He has many diverse articles posted outside his office - including this memorable one about how we inadvertently teach our children how to be violent.

Here's an excerpt:
The (four or five year old) boy was gone a long time. And when he came back in, he was crying. He said to her, "Mama, I couldn't find a switch, but here's a rock that you can throw at me." All of a sudden the mother understood how the situation felt from the child's point of view: that if my mother wants to hurt me, then it makes no difference what she does it with; she might as well do it with a stone.

 . . . too often we fail to feel situations 'from the child's point of view,' and that failure leads us to teach our children other than what we think we're teaching them.

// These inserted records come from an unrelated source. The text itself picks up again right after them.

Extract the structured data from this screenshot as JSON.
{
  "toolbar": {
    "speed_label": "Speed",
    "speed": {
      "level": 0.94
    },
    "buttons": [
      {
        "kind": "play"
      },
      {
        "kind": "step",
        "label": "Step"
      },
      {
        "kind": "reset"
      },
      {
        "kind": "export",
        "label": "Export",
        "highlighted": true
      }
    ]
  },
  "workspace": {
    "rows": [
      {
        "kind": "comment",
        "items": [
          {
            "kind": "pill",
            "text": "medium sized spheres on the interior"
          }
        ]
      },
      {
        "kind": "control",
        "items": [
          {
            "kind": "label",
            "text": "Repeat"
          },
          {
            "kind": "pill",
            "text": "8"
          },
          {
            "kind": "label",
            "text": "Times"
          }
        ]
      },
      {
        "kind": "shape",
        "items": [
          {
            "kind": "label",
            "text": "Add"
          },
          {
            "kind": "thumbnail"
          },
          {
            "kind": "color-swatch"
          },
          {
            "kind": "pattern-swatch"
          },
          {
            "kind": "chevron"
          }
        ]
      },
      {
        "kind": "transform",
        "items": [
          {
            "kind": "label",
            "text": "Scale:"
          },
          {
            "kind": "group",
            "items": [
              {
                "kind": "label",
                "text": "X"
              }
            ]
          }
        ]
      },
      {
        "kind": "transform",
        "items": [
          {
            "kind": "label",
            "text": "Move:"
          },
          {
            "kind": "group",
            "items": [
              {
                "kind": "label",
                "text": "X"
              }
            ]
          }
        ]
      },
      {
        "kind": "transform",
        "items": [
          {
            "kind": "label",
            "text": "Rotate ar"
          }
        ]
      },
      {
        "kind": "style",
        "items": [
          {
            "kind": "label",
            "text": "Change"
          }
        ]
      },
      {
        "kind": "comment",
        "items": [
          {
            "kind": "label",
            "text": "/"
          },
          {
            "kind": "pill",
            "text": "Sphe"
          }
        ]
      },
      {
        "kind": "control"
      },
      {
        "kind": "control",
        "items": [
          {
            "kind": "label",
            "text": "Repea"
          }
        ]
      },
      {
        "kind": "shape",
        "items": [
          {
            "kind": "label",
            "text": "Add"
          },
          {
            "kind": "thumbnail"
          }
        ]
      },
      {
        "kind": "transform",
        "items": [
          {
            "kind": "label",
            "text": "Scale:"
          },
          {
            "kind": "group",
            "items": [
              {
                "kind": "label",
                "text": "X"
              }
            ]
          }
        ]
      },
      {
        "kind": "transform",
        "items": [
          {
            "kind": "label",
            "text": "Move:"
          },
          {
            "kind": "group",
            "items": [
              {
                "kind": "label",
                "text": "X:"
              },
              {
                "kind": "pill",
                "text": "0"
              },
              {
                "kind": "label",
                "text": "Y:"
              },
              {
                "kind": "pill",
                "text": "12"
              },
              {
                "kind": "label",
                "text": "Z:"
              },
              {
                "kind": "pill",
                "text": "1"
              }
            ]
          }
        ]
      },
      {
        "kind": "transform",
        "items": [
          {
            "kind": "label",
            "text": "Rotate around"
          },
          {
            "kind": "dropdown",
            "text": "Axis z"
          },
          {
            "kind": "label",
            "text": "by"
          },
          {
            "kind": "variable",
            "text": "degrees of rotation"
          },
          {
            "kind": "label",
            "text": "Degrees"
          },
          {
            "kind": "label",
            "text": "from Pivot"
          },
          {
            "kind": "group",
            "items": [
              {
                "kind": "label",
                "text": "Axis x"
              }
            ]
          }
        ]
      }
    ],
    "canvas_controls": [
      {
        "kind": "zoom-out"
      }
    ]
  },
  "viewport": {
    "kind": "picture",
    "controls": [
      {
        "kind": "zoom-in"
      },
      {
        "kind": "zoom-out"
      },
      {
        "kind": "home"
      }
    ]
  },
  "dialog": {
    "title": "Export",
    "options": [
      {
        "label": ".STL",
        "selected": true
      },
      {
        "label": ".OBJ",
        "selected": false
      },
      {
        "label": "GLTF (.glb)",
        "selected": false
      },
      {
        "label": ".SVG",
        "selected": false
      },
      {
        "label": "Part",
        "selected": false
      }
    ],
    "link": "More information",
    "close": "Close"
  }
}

From The Alliance for Transforming the Lives of Children.  The aTLC is dedicated to supporting parents, caregivers, professionals, and policymakers in practicing the art and science of nurturing children.

Tuesday, June 03, 2014

Wrong Perception, Miscommunication, & Displaced Anger (Loss/Fear)

Thich Nhat Hanh has been influential for decades.
Many years ago I came across a portion of his teaching through OnBeing, and have recently read several books authored by "Brother Thay."  

In the great interview I cited here, Brother Thay talks about how all problems in life boil down to our wrong perception, mis(sed)[ing] communication and displaced anger (usually as the result of some fear or loss.)  

I've shared this with my own children - and with others.

If you find yourself in conflict, trouble, dislocation or difficulty now - perhaps you should ask yourself these simple questions:

1) In what way might I know have a wrong perception about this person/situation/issue?
2) In what way might my communication - both in sharing and in listening - be shaped by something that is missed or missing in miscommunication that needs to be made right?
3)  In what way might this conflict be about some loss, grief, or fear that is about some issue of anger that is not specific to this situation, that I am inadvertently bringing to this situation?  What am I *really* angry about?